Stored items

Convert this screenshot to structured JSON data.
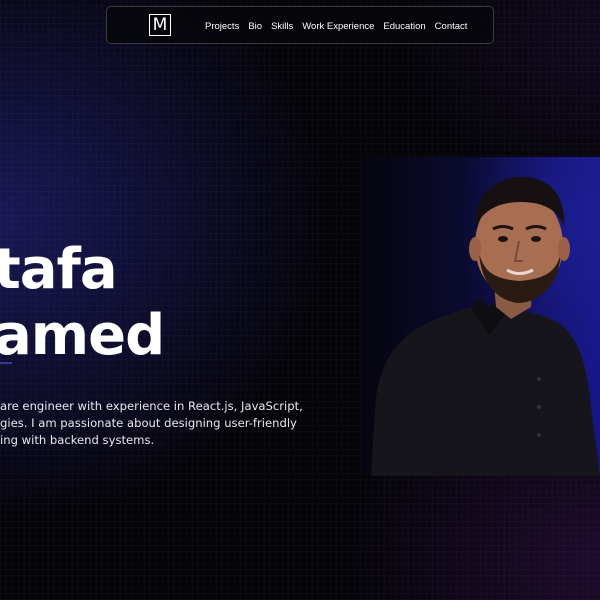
{
  "nav": {
    "logo": "M",
    "links": [
      "Projects",
      "Bio",
      "Skills",
      "Work Experience",
      "Education",
      "Contact"
    ]
  },
  "hero": {
    "name_line_1": "tafa",
    "name_line_2": "amed",
    "description_lines": [
      "are engineer with experience in React.js, JavaScript,",
      "gies. I am passionate about designing user-friendly",
      "ing with backend systems."
    ]
  },
  "colors": {
    "background": "#050409",
    "accent_blue": "#1d1e92",
    "text": "#ffffff"
  }
}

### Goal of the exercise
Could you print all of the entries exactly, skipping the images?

### Solution to this problem
Convert this screenshot to structured JSON data.
{
  "nav": {
    "logo": "M",
    "links": [
      "Projects",
      "Bio",
      "Skills",
      "Work Experience",
      "Education",
      "Contact"
    ]
  },
  "hero": {
    "name_line_1": "tafa",
    "name_line_2": "amed",
    "description_lines": [
      "are engineer with experience in React.js, JavaScript,",
      "gies. I am passionate about designing user-friendly",
      "ing with backend systems."
    ]
  },
  "colors": {
    "background": "#050409",
    "accent_blue": "#1d1e92",
    "text": "#ffffff"
  }
}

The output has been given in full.